Now you may wonder in what countries we like the coffee that we get served. Well, I first have to mention that we’re mostly espresso drinkers and not so much filter coffee drinkers. But with that we like the espresso in most mainland Europe countries with Spain and Italy being our favourites.  Outside Europe, well, of course Argentina. We were also not disappointed with the espressos we got in Peru.  Maybe we’re just picky, we shouldn’t rule out that possibility either.  But don’t get me wrong, almost any country where one enters an espresso bar one can get a descent to very good espresso. I’m now just talking on what one gets in a normal restaurant or hotel…

Fortunately there are still lots of both coffee growing and non-coffee growing countries where I haven’t been yet. So there is still plenty of possibility that I have to change my mind that the best espresso is generally made in countries where they don’t grow coffee. Who knows?

Cheers,
Lupita

The beginning….

Well, what can I say? “Welcome” ??  It sounds a bit odd, but anyway, you’ve found my first message in this blog and maybe even have the same question that I while typing this: “what is this all about” ??  Let me try to explain…

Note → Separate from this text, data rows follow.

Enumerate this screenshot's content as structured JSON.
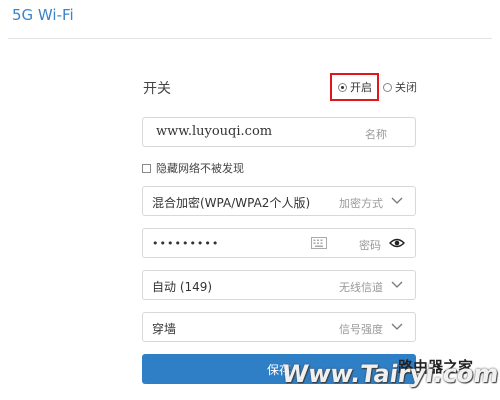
{
  "header": {
    "title": "5G Wi-Fi"
  },
  "switch": {
    "label": "开关",
    "on_label": "开启",
    "off_label": "关闭",
    "selected": "on"
  },
  "ssid": {
    "value": "www.luyouqi.com",
    "hint": "名称"
  },
  "hide_ssid": {
    "label": "隐藏网络不被发现",
    "checked": false
  },
  "encryption": {
    "value": "混合加密(WPA/WPA2个人版)",
    "hint": "加密方式"
  },
  "password": {
    "value": "•••••••••",
    "hint": "密码"
  },
  "channel": {
    "value": "自动 (149)",
    "hint": "无线信道"
  },
  "signal": {
    "value": "穿墙",
    "hint": "信号强度"
  },
  "save": {
    "label": "保存"
  },
  "watermark": {
    "text": "Www.Tairyi.com",
    "top_text": "路由器之家"
  },
  "colors": {
    "accent": "#3a84c9",
    "button": "#2f7fc6",
    "highlight": "#e0161c"
  }
}
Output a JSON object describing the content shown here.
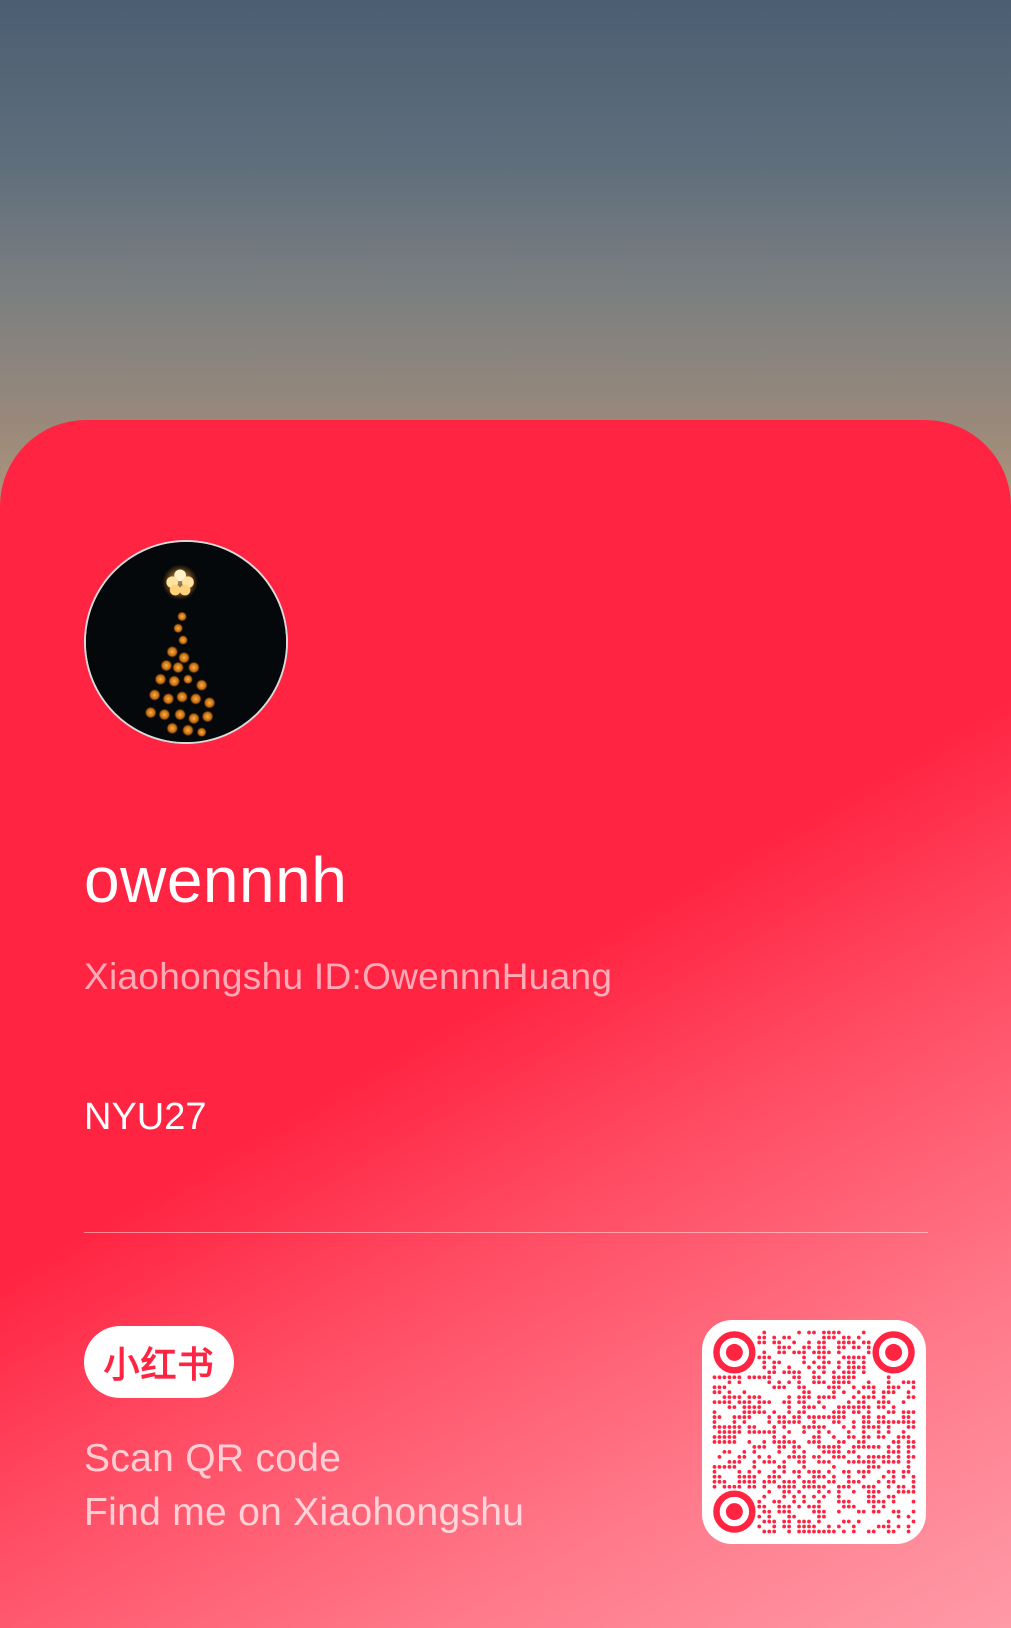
{
  "profile": {
    "username": "owennnh",
    "id_line": "Xiaohongshu ID:OwennnHuang",
    "bio": "NYU27"
  },
  "brand": {
    "logo_text": "小红书",
    "accent_color": "#ff2442"
  },
  "footer": {
    "line1": "Scan QR code",
    "line2": "Find me on Xiaohongshu"
  }
}
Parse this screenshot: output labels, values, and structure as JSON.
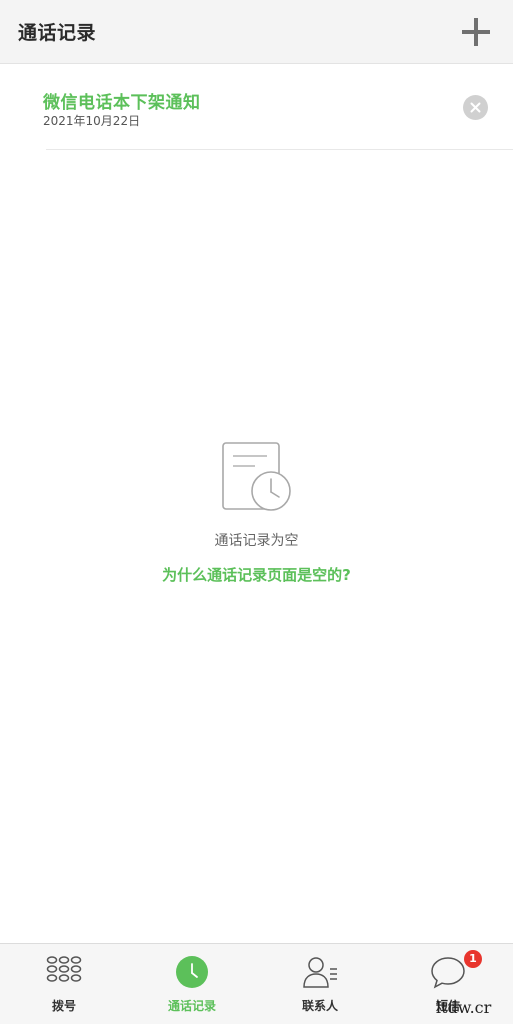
{
  "header": {
    "title": "通话记录"
  },
  "notice": {
    "title": "微信电话本下架通知",
    "date": "2021年10月22日"
  },
  "empty_state": {
    "message": "通话记录为空",
    "help_link": "为什么通话记录页面是空的?"
  },
  "bottom_nav": {
    "items": [
      {
        "label": "拨号",
        "icon": "dialpad-icon"
      },
      {
        "label": "通话记录",
        "icon": "clock-icon",
        "active": true
      },
      {
        "label": "联系人",
        "icon": "contacts-icon"
      },
      {
        "label": "短信",
        "icon": "message-icon",
        "badge": "1"
      }
    ]
  },
  "watermark": "ltdw.cr",
  "colors": {
    "accent": "#5cc05a",
    "badge": "#e8352d",
    "header_bg": "#f4f4f4"
  }
}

Since a couple of years I run my one-woman coffee roasting company called Engrano and it is really just a small one-person company. No big multinational or so, but merely a hobby run out of hand. The results of starting a coffee roasting business is that friends and family immediately see you as an authority on coffee related matters, which is flattering, but exaggerated as I just started to scratch the surface of the coffee world myself. But nevertheless, sometimes they dó ask me question that I wonder, “home comes t they know?”.  Sometimes such information can be easily found on the internet, but sometimes apparently everybody finds it so obvious that nobody bothered to write it down and one can in fact nót find it on the internet. Or at least not that easy. Well, ok, then I will write it down. Of course I can’t every time bother the world with facts, so I will put on paper whatever comes up related to coffee.

That gives room to address the first issue here. As you can read from my “About me” page I have a full time job at Delft University in The Netherlands and as with any organization or company personnel has coffee machine at their disposal for their daily caffeine need. Well, it may fulfill the caffeine need, but apart from that the coffee tastes pretty awful. This raises a couple of questions of completely different kinds:

  • How did they manage to roast coffee beans such that coffee tastes so bad?
  • Does bad coffee at work reduce work efficiency or on the other hand actually increase team spirit?

First question is really a puzzle to me. I’ve tasted quite some coffee over the last years varying from great Arabicas to some pretty pungent Robustas but all of them had some little thing that at least gave me the idea I was drinking coffee, however cheap and funny it tasted. However, machine coffee as served in many companies really doesn’t taste like coffee at all. How do they do that? How do they roast and process coffee to achieve this?  And then of course comes the most important part of the question: why? Do they really think we like it like that?

Second question that I have given considerable thought is the effect of bad coffee on personnel. I can imagine that having bad coffee and knowing there is nothing else to drink (except water) has a discouraging and demotivating influence on personnel and thus reduce efficiency.  On the other hand, it gives personnel a common aspect to complain about and trust me, complaining about coffee and the weather is a Dutch national sport. Hence, maybe it increases the teams spirit: “united coffee complainers against the bureaucrats that buy the coffee”, or something like that. And due to good team spirit, people are happier and work harder…  So what’s the most significant effect: demotivation  when sipping your coffee alone behind the computer, or the joyful team spirit against bad coffee?  If you know….let me know as well. It’s one of those unimportant questions in life that keeps hanging in the back of my head.

Cheers,
Lupita